DESCRIPTION OF THE TASK: Lines that include the word "label" should be copied from the listing that follows.

INFORMATION GIVEN:
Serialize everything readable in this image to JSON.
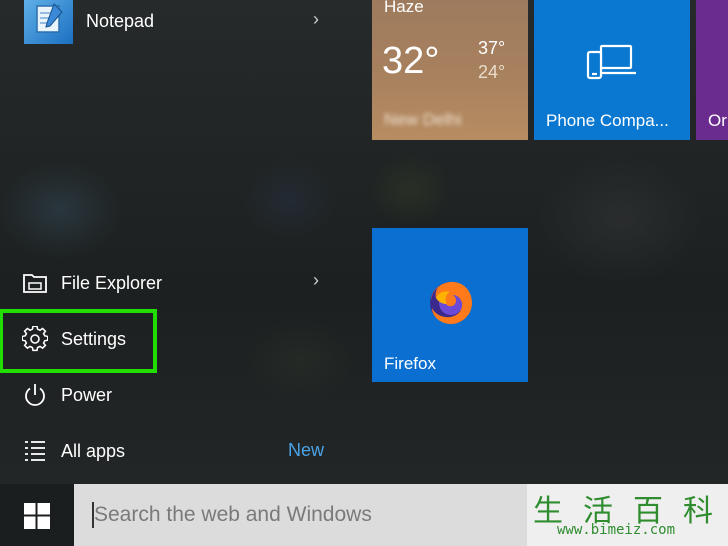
{
  "start_menu": {
    "recent_app": {
      "label": "Notepad",
      "icon": "notepad-icon"
    },
    "bottom_items": [
      {
        "label": "File Explorer",
        "icon": "file-explorer-icon"
      },
      {
        "label": "Settings",
        "icon": "gear-icon"
      },
      {
        "label": "Power",
        "icon": "power-icon"
      },
      {
        "label": "All apps",
        "icon": "list-icon",
        "badge": "New"
      }
    ],
    "highlight_color": "#22dd00"
  },
  "tiles": {
    "weather": {
      "condition": "Haze",
      "temp": "32°",
      "high": "37°",
      "low": "24°",
      "location": "New Delhi"
    },
    "phone": {
      "label": "Phone Compa...",
      "color": "#0078d7"
    },
    "partial": {
      "label": "Or",
      "color": "#5c2d91"
    },
    "firefox": {
      "label": "Firefox",
      "color": "#0a6fd1"
    }
  },
  "taskbar": {
    "start_icon": "windows-logo-icon",
    "search_placeholder": "Search the web and Windows"
  },
  "watermark": {
    "chars": "生活百科",
    "url": "www.bimeiz.com"
  }
}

SOLUTION TO THIS PROBLEM:
      "label": "Notepad",
        "label": "File Explorer",
        "label": "Settings",
        "label": "Power",
        "label": "All apps",
      "label": "Phone Compa...",
      "label": "Or",
      "label": "Firefox",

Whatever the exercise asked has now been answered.